Air America Network, a subsidiary of Progressive Media, moved into the studios of WLIB on March 31 and began broadcasting a show designed to challenge the choke hold right-wing talk shows have on the radio waves. Political satirist and comedian Al Franken, of Saturday Night Live fame, was tapped to head a lineup of white liberals that includes actress Jeanane Garofalo and media analyst Martin Kaplan, who has often been heard on National Public Radio. Hip-hop artist Chuck D was also slated for the mix.
Veteran broadcaster Mark Riley was to be retained and possibly paired with white co-hosts during the network’s important morning hours.
At press time, Air America representatives said programming for the 19-hour 5 a.m. to midnight time slot was still in the planning stages, though it seemed settled that Franken’s show, to be called the “O’Franken Factor,” a dig at the Fox Network’s “The O’Reilly Factor,” would go up against the kingpin of right-wing talk shows, Rush Limbaugh, in the afternoon. As for the remaining six hours, there was speculation that they would be retained by WLIB. One reliable source said Dr. Carlos Russell, who once worked at WLIB and now serves on its board of directors, would be given the responsibility of filling the nighttime hours.
This arrangement has aroused activist communities throughout the New York metropolitan area. “This is part of the Democrats’ strategy to grasp a radio station with a strong signal to oppose the Republicans’ message,” charged Bob Law, a nationally known radio personality, in a press release that called for a rally to protest the WLIB-Progressive Media deal. “This is an insult to the Black community because no effort was made to give a Black business or person a chance to buy the station.
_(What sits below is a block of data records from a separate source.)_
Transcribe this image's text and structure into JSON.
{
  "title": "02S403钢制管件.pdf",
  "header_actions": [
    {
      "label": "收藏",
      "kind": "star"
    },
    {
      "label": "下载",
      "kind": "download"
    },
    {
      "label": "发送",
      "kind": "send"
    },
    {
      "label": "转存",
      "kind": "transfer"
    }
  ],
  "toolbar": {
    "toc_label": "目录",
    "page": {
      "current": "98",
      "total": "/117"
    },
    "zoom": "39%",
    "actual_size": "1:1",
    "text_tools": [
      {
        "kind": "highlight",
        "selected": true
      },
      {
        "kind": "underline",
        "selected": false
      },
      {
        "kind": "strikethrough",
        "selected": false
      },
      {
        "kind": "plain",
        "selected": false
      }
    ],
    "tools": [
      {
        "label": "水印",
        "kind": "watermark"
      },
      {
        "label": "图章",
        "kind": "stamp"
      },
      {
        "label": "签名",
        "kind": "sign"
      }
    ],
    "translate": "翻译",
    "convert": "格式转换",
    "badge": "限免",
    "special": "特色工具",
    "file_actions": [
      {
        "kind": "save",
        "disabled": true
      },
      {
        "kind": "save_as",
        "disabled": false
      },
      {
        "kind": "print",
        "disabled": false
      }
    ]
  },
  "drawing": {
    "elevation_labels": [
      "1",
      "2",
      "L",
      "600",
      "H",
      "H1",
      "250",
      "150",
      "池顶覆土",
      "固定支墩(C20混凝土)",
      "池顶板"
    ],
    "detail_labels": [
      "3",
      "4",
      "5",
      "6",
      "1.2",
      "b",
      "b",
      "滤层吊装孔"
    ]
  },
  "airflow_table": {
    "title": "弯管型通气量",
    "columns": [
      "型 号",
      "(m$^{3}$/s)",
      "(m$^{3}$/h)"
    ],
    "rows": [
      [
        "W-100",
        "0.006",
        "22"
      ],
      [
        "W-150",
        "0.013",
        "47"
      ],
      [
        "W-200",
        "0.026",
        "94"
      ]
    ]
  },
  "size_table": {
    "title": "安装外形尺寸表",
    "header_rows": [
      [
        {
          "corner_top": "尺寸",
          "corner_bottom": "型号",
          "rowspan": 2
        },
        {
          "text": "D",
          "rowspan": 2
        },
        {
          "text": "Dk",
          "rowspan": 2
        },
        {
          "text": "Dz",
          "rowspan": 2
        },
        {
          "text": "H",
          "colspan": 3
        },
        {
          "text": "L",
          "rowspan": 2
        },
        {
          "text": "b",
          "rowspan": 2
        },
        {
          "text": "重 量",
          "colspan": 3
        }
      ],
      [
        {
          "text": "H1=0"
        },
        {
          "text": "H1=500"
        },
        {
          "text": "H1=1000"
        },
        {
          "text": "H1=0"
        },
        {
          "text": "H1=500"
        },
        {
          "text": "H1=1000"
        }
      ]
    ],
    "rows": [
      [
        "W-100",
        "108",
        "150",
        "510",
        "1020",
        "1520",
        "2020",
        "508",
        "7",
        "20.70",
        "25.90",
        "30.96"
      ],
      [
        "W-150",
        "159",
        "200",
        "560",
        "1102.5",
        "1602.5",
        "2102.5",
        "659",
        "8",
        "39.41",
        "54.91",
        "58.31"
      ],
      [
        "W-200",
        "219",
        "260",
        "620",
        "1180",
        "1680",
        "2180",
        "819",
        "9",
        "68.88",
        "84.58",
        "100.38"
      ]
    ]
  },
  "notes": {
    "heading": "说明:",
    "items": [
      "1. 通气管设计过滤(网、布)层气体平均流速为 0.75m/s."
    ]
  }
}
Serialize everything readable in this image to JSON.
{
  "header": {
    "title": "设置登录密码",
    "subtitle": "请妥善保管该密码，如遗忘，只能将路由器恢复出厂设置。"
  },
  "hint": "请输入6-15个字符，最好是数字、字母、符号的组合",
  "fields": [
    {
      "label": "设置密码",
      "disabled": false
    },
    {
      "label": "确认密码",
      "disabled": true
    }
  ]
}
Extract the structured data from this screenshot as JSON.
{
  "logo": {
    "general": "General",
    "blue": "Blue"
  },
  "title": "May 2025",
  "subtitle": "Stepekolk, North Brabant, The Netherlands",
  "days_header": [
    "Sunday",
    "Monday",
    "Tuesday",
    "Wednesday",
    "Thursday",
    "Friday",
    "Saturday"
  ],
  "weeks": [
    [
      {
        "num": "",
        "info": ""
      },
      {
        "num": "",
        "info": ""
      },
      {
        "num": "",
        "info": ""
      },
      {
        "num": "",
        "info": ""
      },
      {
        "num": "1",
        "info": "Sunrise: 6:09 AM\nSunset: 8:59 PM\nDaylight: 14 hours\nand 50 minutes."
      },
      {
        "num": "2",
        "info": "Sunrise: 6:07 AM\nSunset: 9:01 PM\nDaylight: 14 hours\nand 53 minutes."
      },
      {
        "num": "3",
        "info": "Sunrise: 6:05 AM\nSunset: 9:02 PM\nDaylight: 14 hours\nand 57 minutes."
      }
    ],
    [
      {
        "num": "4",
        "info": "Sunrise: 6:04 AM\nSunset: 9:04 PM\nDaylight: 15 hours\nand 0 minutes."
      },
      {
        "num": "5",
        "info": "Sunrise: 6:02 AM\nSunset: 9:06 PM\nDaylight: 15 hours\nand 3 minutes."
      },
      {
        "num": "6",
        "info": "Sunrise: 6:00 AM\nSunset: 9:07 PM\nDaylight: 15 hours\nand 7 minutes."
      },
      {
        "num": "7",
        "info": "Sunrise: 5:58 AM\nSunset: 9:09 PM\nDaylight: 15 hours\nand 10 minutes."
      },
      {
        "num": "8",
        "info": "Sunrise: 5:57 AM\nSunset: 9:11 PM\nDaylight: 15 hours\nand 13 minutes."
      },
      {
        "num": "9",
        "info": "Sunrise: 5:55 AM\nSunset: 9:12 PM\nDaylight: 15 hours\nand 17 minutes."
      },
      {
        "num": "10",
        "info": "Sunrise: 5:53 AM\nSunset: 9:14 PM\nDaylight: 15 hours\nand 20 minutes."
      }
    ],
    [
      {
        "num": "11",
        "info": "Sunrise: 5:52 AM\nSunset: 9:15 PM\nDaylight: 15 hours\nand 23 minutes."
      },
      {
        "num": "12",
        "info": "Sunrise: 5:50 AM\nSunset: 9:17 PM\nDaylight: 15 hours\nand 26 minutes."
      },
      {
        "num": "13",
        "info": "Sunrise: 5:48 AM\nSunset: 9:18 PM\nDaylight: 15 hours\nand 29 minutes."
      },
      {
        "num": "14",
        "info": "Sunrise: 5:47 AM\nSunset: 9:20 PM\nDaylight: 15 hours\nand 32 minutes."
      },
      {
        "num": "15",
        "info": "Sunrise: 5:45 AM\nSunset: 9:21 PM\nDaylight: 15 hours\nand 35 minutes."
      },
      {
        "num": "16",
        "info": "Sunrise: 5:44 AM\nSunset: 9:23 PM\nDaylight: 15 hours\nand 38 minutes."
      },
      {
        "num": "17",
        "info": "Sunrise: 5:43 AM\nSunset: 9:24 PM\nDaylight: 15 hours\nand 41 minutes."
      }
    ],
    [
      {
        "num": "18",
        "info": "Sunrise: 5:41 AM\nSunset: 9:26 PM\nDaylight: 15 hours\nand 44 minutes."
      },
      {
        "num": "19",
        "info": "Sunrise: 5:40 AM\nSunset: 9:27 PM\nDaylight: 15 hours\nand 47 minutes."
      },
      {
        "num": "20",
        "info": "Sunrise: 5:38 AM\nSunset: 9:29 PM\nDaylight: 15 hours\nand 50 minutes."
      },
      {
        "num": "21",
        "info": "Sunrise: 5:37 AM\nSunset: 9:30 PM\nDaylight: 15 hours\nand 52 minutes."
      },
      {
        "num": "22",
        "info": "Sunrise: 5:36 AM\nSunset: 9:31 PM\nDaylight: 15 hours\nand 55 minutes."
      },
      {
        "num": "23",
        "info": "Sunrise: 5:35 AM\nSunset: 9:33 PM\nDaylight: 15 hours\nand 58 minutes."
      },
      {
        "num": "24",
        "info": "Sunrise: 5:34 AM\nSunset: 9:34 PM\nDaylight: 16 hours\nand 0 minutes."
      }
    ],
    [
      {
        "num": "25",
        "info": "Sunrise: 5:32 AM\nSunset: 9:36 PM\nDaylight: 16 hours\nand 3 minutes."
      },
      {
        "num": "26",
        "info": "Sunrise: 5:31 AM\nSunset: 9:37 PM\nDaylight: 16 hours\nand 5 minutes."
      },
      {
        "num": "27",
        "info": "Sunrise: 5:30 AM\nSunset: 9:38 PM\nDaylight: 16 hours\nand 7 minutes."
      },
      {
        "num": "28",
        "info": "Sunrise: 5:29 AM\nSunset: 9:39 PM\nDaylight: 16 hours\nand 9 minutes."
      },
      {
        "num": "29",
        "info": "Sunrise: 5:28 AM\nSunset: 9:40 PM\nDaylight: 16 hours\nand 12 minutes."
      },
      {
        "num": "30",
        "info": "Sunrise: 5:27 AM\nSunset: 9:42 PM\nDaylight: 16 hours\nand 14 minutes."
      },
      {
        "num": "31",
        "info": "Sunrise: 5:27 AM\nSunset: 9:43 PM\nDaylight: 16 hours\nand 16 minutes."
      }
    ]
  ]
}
So clearly this is also designed to eliminate genuine Black news, culture and informational programming on the radio.”
Law stopped short of heaping blame on the station’s owners, citing, rather, “the racist Arbitron ratings and marketing companies that don’t adequately count the Black community,” thus depriving Black radio and media organizations of sufficient advertising dollars. Lost in this analysis is the fact that for several years now WLIB has been mainly broadcasting Caribbean music with only a few talk shows and news spots.
It is still undetermined how the deal was made between WLIB and Progressive Media, which apparently is getting financial support from the Democratic National Com-mittee. This may be part of a payback to Mark Walsh, Progressive’s chief executive, who has reportedly donated more than $100,000 to the Democratic Party and has served as an adviser and media consultant to John Kerry, the party’s presumptive presidential candidate. Walsh, according to one news account, has raised more than $20 million for this new venture.
Yet to be known is the long-term plan for a deal that appears to be devised merely to offset a Republican juggernaut. Will the contract between the parties extend beyond two years, or be dissolved after the presidential election is over? Stay tuned.
By Herb Boyd